Credit should also go to Maple Leafs goalie Vesa Toskala, who stopped Travis Zajac on a clear breakaway in the dying seconds of overtime before getting beat by just one of four attempts in the shootout.
Nik Antropov and Williams scored in regulation for the Maple Leafs (12-12-6) while Mike Rupp and Zach Parise replied for New Jersey (16-9-3).
The Devils entered the game with wins nine of 11 games, as Clemmensen has been solid in the starter's role since Martin Brodeur went down with a torn bicep on Nov. 1. The journeyman goalie spent last season in Toronto and knew what to expect from Williams.
"I know he likes to go glove side," said Clemmensen. "The one he scored in the second period, I thought he was going to go a little higher than he actually did. He's got a great shot and he uses it obviously."
The three periods of regulation were like a flashback to what the NHL was like before the 2004-05 lockout. The game featured very few scoring chances because neither team was able to use its speed and generate rushes - at least after the Devils made it 1-0.
That happened 1:49 into the game after Colin White and John Madden broke in on a 2-on-1. Toskala stopped the first chance, but was down and out when defenceman Jeff Finger accidentally cleared the puck onto Rupp's stick. He promptly scored his third goal of the season.
The 1-0 advantage held for the next 25 minutes as the teams settled into a defensive, low-energy lull. It began to lift early in the second period as the Maple Leafs started getting some chances and Antropov eventually broke through.
The big winger skated across the crease and shovelled a rebound behind Clemmensen at 7:24 for his team-leading 11th goal of the season.
After Williams put the Leafs up 2-1, Parise tied it with a power-play goal on a weird play late in the second period.

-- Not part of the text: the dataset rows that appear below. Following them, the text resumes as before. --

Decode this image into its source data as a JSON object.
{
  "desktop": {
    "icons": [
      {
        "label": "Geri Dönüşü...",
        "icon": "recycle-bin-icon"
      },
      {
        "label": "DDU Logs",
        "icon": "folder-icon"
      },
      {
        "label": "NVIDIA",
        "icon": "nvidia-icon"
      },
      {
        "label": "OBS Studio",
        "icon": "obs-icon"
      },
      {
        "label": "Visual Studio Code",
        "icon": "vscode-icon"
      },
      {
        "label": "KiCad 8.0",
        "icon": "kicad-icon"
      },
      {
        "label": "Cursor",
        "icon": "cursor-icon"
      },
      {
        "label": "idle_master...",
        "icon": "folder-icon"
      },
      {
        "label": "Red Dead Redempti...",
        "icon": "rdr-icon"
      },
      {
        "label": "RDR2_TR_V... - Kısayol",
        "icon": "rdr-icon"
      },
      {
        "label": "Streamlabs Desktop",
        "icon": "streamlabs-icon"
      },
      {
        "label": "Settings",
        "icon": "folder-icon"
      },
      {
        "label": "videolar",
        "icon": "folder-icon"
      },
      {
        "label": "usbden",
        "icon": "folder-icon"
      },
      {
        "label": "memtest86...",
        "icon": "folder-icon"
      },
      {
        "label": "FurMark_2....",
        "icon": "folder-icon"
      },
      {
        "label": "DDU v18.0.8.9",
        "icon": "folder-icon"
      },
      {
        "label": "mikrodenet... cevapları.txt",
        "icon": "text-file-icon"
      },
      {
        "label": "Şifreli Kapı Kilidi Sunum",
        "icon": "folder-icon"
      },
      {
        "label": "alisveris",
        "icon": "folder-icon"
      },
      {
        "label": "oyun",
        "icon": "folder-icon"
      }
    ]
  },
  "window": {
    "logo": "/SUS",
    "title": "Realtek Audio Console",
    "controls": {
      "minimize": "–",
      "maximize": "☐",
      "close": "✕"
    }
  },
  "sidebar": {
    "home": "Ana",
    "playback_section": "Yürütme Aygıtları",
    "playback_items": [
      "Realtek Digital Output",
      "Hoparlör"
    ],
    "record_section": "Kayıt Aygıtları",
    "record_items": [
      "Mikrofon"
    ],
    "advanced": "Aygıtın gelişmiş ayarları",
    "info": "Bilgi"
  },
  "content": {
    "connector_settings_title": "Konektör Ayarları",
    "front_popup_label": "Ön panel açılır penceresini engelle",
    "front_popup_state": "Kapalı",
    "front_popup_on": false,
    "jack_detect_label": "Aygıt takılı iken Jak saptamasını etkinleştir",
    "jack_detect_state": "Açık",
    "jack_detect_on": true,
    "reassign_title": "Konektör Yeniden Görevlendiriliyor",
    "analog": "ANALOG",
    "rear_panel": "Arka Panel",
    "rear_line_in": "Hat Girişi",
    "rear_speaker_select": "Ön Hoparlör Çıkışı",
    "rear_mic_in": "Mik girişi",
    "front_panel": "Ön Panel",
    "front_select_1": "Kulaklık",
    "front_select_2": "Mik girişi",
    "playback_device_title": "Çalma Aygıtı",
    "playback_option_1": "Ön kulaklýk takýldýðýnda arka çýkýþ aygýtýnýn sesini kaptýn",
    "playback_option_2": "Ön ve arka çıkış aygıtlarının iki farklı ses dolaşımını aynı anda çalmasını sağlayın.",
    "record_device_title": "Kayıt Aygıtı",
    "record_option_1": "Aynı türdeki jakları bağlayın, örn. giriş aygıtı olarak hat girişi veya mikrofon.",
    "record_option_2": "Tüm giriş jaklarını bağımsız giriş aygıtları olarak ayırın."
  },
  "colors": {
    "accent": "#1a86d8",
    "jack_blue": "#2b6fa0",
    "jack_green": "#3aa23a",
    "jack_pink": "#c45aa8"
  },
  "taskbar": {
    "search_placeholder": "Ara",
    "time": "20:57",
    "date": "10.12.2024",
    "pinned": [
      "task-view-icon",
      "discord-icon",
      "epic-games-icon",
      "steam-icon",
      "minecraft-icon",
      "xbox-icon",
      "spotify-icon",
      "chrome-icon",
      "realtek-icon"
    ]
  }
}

He drove hard to the net and had the puck deflect off his visor and in.
Neither team was able to get the winner in the third period or overtime. The shootout efforts of Williams, Blake and Toskala helped ensure a better ending than most for the home fans.
"I was a little bit nervous," said Williams. "I've done that move a ton in practices and in games. It was something that (coach Wilson) showed a little bit of confidence in me and I'm glad I came through."
The Maple Leafs head out for a three-game road trip that starts Thursday night against the conference-leading Boston Bruins. Little was expected of the talent-thin team this season, so some might be surprised to see them sitting at .500 through 30 games.
Wilson certainly isn't in the camp.
"That's basically the line for mediocrity to me," he said.
Notes: Announced attendance was 19,315 ... The Devils are 10-7-1 since Brodeur went down ... Toskala started his ninth straight game ... Patrik Elias had an assist on New Jersey's second goal to extend his points streak to seven games ... Toronto was without Luke Schenn (knee), Niklas Hagman (concussion), Jonas Frogren (arm) and Jamal Mayers (hand) ... Brodeur, Andy Greene (hand) and Sheldon Brookbank (healthy) sat out for New Jersey ... The Devils play at Buffalo on Wednesday.